*Task instructions*.
Using the word "with" as the filter, copy each matching line from the records.

*Recorded information*.

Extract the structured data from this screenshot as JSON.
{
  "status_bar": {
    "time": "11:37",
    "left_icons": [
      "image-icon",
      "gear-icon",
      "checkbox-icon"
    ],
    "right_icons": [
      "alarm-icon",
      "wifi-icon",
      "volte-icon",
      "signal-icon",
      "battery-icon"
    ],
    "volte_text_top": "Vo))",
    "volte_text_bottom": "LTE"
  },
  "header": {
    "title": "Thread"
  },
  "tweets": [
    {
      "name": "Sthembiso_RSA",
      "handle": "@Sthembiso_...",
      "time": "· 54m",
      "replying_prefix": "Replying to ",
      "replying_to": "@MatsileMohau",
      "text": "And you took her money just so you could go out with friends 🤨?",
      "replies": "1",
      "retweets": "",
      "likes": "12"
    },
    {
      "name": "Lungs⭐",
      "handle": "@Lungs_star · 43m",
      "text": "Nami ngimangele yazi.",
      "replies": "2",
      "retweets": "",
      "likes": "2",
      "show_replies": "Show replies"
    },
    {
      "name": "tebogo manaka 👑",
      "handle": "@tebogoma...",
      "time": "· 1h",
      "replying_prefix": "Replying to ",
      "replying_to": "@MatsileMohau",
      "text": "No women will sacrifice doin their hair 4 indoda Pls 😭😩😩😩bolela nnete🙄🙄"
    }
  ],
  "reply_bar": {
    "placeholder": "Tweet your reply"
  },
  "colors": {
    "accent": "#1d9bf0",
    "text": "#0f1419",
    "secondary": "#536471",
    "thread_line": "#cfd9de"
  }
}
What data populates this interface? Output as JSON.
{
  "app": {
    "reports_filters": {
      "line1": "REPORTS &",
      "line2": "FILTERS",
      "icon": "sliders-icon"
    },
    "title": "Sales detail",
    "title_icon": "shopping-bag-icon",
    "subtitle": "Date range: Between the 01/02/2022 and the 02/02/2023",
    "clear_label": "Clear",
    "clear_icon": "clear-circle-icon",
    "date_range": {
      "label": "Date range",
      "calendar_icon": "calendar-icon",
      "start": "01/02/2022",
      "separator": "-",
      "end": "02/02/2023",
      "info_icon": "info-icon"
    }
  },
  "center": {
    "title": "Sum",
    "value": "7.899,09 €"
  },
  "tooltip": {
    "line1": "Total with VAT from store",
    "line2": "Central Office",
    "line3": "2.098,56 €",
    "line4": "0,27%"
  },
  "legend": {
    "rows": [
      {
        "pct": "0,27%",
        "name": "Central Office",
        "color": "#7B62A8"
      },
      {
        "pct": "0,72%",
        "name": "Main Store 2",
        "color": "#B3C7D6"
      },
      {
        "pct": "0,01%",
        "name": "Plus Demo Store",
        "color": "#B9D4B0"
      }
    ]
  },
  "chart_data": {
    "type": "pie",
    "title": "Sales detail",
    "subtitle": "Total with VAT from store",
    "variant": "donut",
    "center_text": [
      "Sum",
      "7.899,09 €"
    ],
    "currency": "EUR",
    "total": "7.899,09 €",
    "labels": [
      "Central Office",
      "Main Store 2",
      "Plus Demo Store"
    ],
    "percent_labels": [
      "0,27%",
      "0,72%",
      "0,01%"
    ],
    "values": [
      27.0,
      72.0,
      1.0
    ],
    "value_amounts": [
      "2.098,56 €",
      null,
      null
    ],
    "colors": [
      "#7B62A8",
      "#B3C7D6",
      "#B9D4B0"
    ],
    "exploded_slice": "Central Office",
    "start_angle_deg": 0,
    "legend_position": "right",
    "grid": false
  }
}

*Finished exercise*.
      "text": "And you took her money just so you could go out with friends 🤨?",
    "line1": "Total with VAT from store",
    "subtitle": "Total with VAT from store",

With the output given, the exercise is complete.